## What is required
Filter the entries, keeping every line with the word "registered".

(Dataset items)
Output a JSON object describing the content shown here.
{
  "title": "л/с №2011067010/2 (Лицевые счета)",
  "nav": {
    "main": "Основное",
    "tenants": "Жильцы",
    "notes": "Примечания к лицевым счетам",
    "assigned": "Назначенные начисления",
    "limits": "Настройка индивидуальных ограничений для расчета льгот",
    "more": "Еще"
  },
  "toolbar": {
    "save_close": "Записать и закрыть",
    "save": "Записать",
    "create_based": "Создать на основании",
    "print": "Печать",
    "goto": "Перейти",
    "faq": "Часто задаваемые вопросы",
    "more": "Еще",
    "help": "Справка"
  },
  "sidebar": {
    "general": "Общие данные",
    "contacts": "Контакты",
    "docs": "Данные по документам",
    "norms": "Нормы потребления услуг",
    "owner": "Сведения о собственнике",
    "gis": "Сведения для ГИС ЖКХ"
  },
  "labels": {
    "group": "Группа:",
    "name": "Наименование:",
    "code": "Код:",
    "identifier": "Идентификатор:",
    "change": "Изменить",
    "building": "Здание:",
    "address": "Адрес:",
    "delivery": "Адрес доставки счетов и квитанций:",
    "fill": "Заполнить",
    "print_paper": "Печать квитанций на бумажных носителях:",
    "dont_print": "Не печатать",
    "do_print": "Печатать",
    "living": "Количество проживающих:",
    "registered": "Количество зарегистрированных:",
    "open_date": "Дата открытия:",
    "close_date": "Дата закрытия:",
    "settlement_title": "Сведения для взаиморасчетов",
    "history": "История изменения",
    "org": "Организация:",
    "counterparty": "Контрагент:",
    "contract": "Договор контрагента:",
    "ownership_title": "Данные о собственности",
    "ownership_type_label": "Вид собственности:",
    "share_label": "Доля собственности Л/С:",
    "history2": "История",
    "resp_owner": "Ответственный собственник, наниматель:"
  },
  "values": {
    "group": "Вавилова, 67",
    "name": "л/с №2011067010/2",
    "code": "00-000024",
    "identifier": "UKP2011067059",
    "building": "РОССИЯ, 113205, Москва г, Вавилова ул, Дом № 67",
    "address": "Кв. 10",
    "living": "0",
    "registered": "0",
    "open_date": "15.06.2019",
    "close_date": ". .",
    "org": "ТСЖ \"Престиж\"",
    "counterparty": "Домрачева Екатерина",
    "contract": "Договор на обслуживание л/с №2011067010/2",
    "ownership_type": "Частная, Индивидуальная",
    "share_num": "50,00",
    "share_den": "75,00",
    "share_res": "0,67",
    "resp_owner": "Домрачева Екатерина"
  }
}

## Your response
    "registered": "Количество зарегистрированных:",
    "registered": "0",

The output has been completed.